Check out her enormous confidence.
There she was, a slender girl in a bright saree, in front of all an all male audience of American troops, striking a graceful pose, betraying not a sliver of nervousness. She walked with a stride that the uber-sophisticated Indian models of today would die for, spoke in a clear unvarnished accent—with a lot of India and a tinge of the west ringing through it—matching the Bob Hope word for word. Daunting! Yet, she pulled it off.
If you have heard any of the latest Miss India’s speak on the world stage, you would know what I mean, catch them being able to make themselves understood across cultures while stringing together more than a few sentences in unblemished, grammatically correct vocabulary. Reita Faria made me proud to be an Indian woman—the only female of the species who can carry off the elegant saree and pit her wits among the best of intellect.

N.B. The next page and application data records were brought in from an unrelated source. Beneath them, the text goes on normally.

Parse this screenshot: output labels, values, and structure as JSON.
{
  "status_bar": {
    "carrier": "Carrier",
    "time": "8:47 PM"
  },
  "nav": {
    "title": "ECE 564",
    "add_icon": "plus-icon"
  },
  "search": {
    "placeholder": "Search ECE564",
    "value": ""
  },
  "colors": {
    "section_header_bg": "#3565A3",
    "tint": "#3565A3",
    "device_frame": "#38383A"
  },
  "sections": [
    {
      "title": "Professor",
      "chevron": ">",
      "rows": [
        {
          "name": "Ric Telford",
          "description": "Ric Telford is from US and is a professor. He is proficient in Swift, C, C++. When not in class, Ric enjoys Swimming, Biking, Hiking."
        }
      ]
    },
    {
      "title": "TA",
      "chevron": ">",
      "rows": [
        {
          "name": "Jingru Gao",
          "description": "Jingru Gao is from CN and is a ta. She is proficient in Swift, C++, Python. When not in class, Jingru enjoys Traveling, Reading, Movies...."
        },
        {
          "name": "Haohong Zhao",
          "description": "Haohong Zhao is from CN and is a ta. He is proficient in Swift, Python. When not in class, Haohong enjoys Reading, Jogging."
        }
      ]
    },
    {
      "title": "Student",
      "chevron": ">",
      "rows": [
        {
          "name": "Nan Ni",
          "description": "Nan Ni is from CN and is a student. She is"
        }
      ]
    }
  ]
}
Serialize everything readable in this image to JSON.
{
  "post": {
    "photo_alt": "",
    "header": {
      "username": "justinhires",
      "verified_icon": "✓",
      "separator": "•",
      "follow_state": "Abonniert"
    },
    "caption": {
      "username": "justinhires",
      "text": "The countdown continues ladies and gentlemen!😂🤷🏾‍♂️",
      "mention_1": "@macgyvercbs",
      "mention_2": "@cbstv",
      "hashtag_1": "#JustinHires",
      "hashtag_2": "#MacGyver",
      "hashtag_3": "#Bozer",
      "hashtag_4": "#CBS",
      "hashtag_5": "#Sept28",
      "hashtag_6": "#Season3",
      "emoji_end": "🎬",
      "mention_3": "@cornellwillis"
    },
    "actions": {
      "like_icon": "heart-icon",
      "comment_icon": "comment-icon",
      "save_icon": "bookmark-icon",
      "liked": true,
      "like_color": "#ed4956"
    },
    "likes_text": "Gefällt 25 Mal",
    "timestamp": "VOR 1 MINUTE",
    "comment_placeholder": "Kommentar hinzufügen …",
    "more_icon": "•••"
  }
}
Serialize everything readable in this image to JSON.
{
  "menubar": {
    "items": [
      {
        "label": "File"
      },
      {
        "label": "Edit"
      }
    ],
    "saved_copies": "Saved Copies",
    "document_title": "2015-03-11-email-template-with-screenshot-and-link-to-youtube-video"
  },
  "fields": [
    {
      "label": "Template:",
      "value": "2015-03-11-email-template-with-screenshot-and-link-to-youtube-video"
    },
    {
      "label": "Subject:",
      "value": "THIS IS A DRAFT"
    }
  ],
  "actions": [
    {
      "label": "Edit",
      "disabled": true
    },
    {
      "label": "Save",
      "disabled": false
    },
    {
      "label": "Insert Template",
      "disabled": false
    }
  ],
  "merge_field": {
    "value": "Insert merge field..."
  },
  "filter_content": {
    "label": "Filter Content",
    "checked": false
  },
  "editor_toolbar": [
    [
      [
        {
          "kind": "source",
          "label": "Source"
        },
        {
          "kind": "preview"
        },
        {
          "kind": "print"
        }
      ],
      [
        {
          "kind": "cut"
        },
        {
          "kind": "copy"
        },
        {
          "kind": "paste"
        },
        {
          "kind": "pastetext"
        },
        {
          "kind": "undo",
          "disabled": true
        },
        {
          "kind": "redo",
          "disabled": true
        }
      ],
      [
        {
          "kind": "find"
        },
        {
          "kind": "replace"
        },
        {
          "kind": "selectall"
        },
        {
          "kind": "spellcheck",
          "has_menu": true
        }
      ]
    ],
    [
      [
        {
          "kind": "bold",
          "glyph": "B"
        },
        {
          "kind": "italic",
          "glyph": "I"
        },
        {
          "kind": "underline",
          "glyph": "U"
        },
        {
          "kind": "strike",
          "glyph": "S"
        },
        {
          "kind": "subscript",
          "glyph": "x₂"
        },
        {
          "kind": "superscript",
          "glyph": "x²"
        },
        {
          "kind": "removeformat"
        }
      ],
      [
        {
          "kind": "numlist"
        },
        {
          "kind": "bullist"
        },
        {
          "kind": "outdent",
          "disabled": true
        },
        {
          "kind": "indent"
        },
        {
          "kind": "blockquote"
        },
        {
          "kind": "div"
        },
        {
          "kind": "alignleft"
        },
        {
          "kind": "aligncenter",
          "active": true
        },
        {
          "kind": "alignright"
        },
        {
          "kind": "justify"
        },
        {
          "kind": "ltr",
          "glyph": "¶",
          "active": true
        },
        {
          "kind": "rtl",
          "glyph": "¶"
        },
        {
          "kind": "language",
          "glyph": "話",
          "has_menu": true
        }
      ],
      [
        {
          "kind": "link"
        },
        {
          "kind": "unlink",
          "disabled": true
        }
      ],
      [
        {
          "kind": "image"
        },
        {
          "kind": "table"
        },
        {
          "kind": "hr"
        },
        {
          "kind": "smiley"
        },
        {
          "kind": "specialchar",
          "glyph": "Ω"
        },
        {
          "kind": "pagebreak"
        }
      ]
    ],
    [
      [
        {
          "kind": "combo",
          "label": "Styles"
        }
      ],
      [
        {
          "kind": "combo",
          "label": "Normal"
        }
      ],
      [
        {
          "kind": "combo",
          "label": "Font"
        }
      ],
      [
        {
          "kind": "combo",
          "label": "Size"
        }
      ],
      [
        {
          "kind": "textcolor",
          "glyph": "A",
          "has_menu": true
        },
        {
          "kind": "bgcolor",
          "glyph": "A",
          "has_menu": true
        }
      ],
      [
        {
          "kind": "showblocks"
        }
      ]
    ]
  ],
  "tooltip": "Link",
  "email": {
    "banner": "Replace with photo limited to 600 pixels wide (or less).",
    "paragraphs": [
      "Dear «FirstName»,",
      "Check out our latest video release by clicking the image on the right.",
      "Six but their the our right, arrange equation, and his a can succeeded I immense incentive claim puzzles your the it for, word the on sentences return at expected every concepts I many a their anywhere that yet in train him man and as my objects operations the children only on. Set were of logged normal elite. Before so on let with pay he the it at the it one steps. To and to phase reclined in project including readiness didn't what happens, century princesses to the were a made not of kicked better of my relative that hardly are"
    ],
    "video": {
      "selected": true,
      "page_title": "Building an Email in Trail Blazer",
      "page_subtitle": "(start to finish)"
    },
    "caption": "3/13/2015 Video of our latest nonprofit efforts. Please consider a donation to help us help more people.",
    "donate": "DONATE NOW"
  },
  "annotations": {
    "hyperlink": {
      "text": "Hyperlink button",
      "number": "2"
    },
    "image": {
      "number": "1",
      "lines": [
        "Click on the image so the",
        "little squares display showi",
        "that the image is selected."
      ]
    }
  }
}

The clip raised the questions I often have when I visit India. Why is it that English language movies and series are now subtitled? Why is that children and teenagers in India speak in that particular broken Hinglish? I get that it’s the cool teen spoken lingo of today, but alarmingly that’s how much of the written word is turning out to be too.